[ASSIGNMENT]
Using the listing below, give the number of lines in which the string "this" appears, and nothing else.

Top of INFORMATION SUPPLIED

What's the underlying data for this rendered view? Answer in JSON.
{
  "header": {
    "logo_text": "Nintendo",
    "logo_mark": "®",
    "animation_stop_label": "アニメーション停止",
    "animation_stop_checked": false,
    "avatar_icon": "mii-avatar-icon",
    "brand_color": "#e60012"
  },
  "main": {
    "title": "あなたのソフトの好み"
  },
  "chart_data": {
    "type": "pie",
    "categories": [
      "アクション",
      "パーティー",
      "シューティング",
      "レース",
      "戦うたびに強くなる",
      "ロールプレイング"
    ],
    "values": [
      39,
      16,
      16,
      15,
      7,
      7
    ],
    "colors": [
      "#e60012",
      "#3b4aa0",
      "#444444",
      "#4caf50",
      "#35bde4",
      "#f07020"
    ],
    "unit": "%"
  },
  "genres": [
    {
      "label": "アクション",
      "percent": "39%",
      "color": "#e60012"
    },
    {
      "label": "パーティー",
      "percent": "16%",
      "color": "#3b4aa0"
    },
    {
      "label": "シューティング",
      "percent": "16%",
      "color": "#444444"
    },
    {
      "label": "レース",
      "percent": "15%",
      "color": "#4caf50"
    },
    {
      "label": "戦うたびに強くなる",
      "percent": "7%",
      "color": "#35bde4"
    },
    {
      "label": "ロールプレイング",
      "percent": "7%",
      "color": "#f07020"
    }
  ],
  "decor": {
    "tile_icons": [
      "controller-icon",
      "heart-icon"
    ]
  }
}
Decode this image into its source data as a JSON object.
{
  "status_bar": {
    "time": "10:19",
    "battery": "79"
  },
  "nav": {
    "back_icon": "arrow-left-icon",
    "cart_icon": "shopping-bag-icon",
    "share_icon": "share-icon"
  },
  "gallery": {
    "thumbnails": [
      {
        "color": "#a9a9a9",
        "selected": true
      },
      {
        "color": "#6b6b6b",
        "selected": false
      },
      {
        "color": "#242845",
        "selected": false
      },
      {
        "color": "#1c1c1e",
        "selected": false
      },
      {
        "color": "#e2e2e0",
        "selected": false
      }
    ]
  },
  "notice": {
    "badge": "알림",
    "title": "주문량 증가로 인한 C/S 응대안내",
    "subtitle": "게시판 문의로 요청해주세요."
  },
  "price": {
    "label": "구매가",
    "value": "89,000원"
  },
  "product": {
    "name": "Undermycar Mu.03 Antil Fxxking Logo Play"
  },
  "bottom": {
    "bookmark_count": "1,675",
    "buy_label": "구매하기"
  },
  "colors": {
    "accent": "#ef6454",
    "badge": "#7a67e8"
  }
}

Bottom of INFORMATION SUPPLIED

[TASK RESULT]
2